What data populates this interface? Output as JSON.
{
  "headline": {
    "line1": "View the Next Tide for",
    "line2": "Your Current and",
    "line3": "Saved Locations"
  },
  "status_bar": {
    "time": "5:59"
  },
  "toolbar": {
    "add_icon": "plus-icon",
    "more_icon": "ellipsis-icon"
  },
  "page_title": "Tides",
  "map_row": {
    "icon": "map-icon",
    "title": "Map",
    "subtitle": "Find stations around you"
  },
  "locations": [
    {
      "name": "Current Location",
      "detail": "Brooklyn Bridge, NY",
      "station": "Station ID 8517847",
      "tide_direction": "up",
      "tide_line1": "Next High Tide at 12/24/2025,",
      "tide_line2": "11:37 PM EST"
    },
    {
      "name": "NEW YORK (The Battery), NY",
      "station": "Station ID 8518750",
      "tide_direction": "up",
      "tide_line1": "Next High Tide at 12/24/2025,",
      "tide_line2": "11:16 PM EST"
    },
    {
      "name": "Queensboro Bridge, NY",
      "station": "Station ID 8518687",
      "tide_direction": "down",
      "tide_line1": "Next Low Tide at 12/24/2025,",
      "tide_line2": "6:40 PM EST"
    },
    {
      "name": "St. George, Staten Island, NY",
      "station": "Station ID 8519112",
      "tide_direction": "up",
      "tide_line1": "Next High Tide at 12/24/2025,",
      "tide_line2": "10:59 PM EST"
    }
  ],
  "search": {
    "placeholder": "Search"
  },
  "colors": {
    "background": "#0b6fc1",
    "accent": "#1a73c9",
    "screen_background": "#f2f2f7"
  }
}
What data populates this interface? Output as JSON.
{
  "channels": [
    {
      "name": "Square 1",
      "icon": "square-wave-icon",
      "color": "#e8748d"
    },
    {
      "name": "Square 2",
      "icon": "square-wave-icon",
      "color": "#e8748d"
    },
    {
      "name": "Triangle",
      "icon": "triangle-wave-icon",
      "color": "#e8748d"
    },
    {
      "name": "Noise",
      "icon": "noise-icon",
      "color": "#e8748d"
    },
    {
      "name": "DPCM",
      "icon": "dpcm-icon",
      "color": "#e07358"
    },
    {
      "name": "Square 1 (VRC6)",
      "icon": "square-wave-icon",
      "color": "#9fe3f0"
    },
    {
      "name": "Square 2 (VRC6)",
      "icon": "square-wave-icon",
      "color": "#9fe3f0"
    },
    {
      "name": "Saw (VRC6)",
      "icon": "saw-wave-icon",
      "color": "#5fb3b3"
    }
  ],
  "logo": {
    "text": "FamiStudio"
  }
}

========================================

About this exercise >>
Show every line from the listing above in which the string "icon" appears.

Problem solution >>
    "add_icon": "plus-icon",
    "more_icon": "ellipsis-icon"
    "icon": "map-icon",
      "icon": "square-wave-icon",
      "icon": "square-wave-icon",
      "icon": "triangle-wave-icon",
      "icon": "noise-icon",
      "icon": "dpcm-icon",
      "icon": "square-wave-icon",
      "icon": "square-wave-icon",
      "icon": "saw-wave-icon",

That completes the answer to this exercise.